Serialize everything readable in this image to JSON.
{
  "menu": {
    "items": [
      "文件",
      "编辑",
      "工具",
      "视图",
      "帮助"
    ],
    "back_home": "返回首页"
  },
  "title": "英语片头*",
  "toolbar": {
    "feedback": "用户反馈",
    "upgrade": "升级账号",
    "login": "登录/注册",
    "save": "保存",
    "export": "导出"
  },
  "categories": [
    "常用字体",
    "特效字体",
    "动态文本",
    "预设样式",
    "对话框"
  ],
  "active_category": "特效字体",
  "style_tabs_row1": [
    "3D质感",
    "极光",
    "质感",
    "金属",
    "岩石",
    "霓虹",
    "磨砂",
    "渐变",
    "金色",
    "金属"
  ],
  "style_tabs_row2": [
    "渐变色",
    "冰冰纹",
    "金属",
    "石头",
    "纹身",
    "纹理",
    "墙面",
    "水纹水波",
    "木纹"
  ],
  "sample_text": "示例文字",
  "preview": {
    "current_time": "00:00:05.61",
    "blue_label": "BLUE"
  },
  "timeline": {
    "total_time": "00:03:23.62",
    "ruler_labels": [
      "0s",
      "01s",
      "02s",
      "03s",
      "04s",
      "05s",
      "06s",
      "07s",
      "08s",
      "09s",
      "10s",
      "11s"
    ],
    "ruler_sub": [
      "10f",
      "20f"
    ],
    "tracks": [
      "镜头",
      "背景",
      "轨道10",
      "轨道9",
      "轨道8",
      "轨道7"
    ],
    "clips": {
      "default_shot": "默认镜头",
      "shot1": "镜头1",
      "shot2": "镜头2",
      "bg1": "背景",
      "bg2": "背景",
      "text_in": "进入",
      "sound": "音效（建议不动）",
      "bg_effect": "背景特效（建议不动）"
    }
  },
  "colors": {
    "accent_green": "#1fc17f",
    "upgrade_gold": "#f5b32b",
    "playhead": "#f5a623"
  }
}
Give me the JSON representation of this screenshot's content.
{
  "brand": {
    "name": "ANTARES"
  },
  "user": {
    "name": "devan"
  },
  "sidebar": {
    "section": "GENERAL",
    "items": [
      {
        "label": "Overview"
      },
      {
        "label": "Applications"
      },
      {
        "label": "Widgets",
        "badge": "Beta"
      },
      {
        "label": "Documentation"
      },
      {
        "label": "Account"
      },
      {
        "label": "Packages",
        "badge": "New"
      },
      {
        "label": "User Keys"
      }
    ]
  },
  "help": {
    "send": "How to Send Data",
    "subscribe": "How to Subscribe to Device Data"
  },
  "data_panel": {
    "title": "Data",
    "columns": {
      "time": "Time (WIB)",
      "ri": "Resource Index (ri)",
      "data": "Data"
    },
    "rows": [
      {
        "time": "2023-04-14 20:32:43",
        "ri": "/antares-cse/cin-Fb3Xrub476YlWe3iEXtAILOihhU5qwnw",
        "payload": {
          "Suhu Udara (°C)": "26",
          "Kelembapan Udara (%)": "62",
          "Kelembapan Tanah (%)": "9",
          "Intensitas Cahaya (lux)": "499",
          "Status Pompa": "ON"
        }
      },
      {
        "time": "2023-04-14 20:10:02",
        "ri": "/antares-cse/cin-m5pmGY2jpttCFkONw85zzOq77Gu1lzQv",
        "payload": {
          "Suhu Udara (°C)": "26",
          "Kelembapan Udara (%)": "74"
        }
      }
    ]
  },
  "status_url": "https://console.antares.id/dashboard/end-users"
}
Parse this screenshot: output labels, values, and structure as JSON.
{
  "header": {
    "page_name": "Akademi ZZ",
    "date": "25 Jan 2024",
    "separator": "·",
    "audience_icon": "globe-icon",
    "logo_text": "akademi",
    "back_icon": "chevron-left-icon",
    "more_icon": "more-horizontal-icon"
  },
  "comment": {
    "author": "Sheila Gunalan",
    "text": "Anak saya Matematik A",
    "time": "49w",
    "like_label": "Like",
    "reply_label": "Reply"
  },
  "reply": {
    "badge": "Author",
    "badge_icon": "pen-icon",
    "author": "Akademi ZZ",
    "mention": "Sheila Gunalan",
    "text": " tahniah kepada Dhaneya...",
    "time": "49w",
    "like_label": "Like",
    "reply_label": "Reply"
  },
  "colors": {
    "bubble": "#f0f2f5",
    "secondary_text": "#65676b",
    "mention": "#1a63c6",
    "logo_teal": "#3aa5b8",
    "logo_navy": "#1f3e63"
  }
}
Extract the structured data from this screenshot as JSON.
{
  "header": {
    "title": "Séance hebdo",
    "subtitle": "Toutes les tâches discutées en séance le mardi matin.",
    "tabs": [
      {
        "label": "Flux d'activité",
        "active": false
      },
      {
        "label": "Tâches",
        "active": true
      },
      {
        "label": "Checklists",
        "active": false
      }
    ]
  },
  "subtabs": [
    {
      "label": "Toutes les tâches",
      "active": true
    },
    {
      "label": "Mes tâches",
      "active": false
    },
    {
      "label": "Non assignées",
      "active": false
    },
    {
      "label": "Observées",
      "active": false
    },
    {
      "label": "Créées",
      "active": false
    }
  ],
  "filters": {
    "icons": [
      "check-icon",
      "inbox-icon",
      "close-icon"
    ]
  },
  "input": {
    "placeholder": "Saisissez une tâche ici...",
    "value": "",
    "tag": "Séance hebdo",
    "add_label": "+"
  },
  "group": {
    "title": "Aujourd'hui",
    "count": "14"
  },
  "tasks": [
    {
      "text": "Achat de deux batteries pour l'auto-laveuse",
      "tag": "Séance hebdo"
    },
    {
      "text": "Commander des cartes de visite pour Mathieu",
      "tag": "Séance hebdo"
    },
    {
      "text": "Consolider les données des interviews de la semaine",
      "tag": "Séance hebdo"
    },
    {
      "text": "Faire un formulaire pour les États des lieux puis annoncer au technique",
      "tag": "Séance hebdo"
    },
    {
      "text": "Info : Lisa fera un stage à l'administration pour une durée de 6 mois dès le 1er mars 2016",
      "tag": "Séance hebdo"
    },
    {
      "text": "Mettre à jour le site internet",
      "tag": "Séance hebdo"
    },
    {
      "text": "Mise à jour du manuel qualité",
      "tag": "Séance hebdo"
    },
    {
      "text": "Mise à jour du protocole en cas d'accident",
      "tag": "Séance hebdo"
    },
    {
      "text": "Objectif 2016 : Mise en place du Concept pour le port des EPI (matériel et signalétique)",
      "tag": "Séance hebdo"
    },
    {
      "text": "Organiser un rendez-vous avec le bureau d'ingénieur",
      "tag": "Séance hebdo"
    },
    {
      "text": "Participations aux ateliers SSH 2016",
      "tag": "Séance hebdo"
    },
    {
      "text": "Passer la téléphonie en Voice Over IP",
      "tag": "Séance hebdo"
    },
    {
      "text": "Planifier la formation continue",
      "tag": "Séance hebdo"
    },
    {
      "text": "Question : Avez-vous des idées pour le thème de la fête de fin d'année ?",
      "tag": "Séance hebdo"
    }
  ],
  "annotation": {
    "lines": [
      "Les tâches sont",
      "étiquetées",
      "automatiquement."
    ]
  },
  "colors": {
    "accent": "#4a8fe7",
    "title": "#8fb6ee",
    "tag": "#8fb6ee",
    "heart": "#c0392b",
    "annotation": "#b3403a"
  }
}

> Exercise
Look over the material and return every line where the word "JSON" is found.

> Solved exercise
Serialize everything readable in this image to JSON.
Give me the JSON representation of this screenshot's content.
Parse this screenshot: output labels, values, and structure as JSON.
Extract the structured data from this screenshot as JSON.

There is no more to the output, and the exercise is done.